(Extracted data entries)
--

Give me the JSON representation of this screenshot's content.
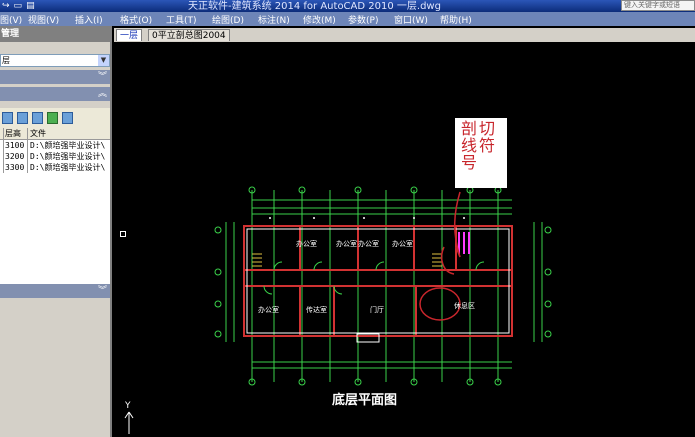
{
  "titlebar": {
    "title": "天正软件-建筑系统 2014   for AutoCAD 2010   一层.dwg",
    "search_placeholder": "键入关键字或短语"
  },
  "menu": [
    "图(V)",
    "视图(V)",
    "插入(I)",
    "格式(O)",
    "工具(T)",
    "绘图(D)",
    "标注(N)",
    "修改(M)",
    "参数(P)",
    "窗口(W)",
    "帮助(H)"
  ],
  "left_panel": {
    "title": "管理",
    "combo_value": "层",
    "table": {
      "headers": [
        "层高",
        "文件"
      ],
      "rows": [
        [
          "3100",
          "D:\\颜培强毕业设计\\"
        ],
        [
          "3200",
          "D:\\颜培强毕业设计\\"
        ],
        [
          "3300",
          "D:\\颜培强毕业设计\\"
        ]
      ]
    }
  },
  "tabs": [
    {
      "label": "一层",
      "active": true
    },
    {
      "label": "0平立剖总图2004",
      "active": false
    }
  ],
  "drawing": {
    "rooms": [
      "办公室",
      "办公室",
      "办公室",
      "办公室",
      "办公室",
      "传达室",
      "门厅",
      "休息区"
    ],
    "caption": "底层平面图",
    "ucs_label": "Y"
  },
  "annotation": {
    "chars": [
      "剖",
      "切",
      "线",
      "符",
      "号"
    ]
  },
  "colors": {
    "menubar": "#6d85b8",
    "canvas": "#000000",
    "annotation_text": "#c8262c",
    "cad_green": "#3ad14a",
    "cad_red": "#d23232",
    "cad_magenta": "#ff3cff"
  }
}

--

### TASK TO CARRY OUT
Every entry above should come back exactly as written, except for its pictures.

### ANSWER TO THIS PROBLEM
Give me the JSON representation of this screenshot's content.
{
  "titlebar": {
    "title": "天正软件-建筑系统 2014   for AutoCAD 2010   一层.dwg",
    "search_placeholder": "键入关键字或短语"
  },
  "menu": [
    "图(V)",
    "视图(V)",
    "插入(I)",
    "格式(O)",
    "工具(T)",
    "绘图(D)",
    "标注(N)",
    "修改(M)",
    "参数(P)",
    "窗口(W)",
    "帮助(H)"
  ],
  "left_panel": {
    "title": "管理",
    "combo_value": "层",
    "table": {
      "headers": [
        "层高",
        "文件"
      ],
      "rows": [
        [
          "3100",
          "D:\\颜培强毕业设计\\"
        ],
        [
          "3200",
          "D:\\颜培强毕业设计\\"
        ],
        [
          "3300",
          "D:\\颜培强毕业设计\\"
        ]
      ]
    }
  },
  "tabs": [
    {
      "label": "一层",
      "active": true
    },
    {
      "label": "0平立剖总图2004",
      "active": false
    }
  ],
  "drawing": {
    "rooms": [
      "办公室",
      "办公室",
      "办公室",
      "办公室",
      "办公室",
      "传达室",
      "门厅",
      "休息区"
    ],
    "caption": "底层平面图",
    "ucs_label": "Y"
  },
  "annotation": {
    "chars": [
      "剖",
      "切",
      "线",
      "符",
      "号"
    ]
  },
  "colors": {
    "menubar": "#6d85b8",
    "canvas": "#000000",
    "annotation_text": "#c8262c",
    "cad_green": "#3ad14a",
    "cad_red": "#d23232",
    "cad_magenta": "#ff3cff"
  }
}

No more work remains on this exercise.